Synopses & Reviews
On a cold day in 1667, a renegade physician named Jean Denis transfused calf's blood into one of Paris's most notorious madmen. In doing so, Denis angered not only the elite scientists who had hoped to perform the first animal-to-human transfusions themselves, but also a host of powerful conservatives who believed that the doctor was toying with forces of nature that he did not understand. Just days after the experiment, the madman was dead, and Denis was framed for murder.A riveting account of the first blood transfusion experiments in 17th-century Paris and London, Blood Work gives us a vivid glimpse of a particularly fraught period in history a time of fire and plague, empire building and international distrust, when monsters were believed to inhabit the seas and the boundary between science and superstition was still in flux. Amid this atmosphere of uncertainty, transfusionists like Denis became embroiled in the hottest cultural debates and fiercest political rivalries of their day. As historian Holly Tucker reveals, transfusion's detractors would stop at nothing not even murdering Denis's patient to outlaw a practice that might jeopardize human souls, pave the way for monstrous hybrid creatures, or even provoke divine retribution.Taking us from the highest ranks of society to the lowest, from dissection rooms in palaces to the filth-clogged streets of Paris, Blood Work sheds light on an era that wrestled with the same questions about morality and experimentation that haunt medical science to this day.

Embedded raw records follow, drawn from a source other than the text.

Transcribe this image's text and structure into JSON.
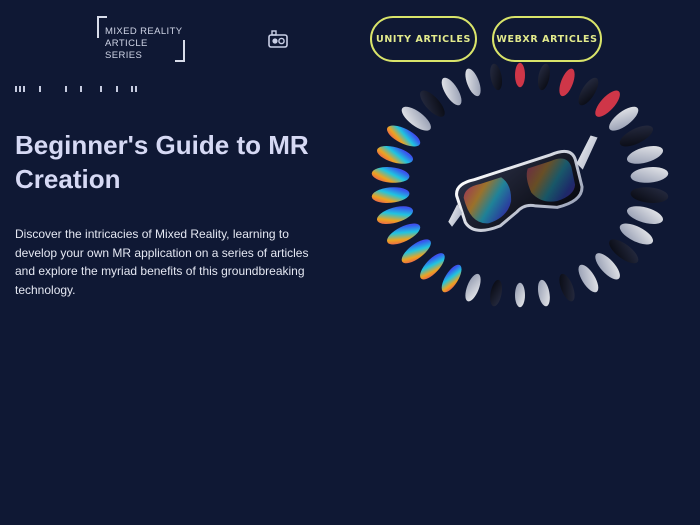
{
  "header": {
    "logo_line1": "MIXED REALITY",
    "logo_line2": "ARTICLE SERIES",
    "vr_icon": "vr-headset-icon",
    "nav": [
      {
        "label": "UNITY ARTICLES"
      },
      {
        "label": "WEBXR ARTICLES"
      }
    ],
    "accent": "#d9e46a"
  },
  "hero": {
    "title": "Beginner's Guide to MR Creation",
    "description": "Discover the intricacies of Mixed Reality, learning to develop your own MR application on a series of articles and explore the myriad benefits of this groundbreaking technology.",
    "artwork": "holographic-ring-with-mr-glasses"
  },
  "colors": {
    "background": "#0f1834",
    "title": "#d6d9f4"
  }
}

"Ingenious, engaging, and disquieting. . . . Tucker masterfully narrates a rich tale about the competing passions of faith, politics, and knowledge." Boston Globe
"Multilayered and engrossing . . . a riveting story." Seattle Times
"Tucker's sleuthing adds drama to an utterly compelling picture of Europe at the moment when modern science was being shaped." Publishers Weekly
"Smart and addictive." Deborah Blum, author of The Poisoner's Handbook
"Excellent. . . . Tucker's chronicle of the world of 17th-century science in London and Paris is fascinating."--
In December 1667, maverick physician Jean Denis transfused calf's blood into one of Paris's most notorious madmen. Days later, the madman was dead and Denis was framed for murder. A riveting exposé of the fierce debates, deadly politics, and cutthroat rivalries behind the first transfusion experiments, takes us from dissection rooms in palaces to the streets of Paris, providing an unforgettable portrait of an era that wrestled with the same questions about morality and experimentation that haunt medical science today.
About the Author
Holly Tucker is an associate professor at Vanderbilt University's Center for Medicine, Health & Society and Department of French & Italian. She lives in Nashville, Tennessee.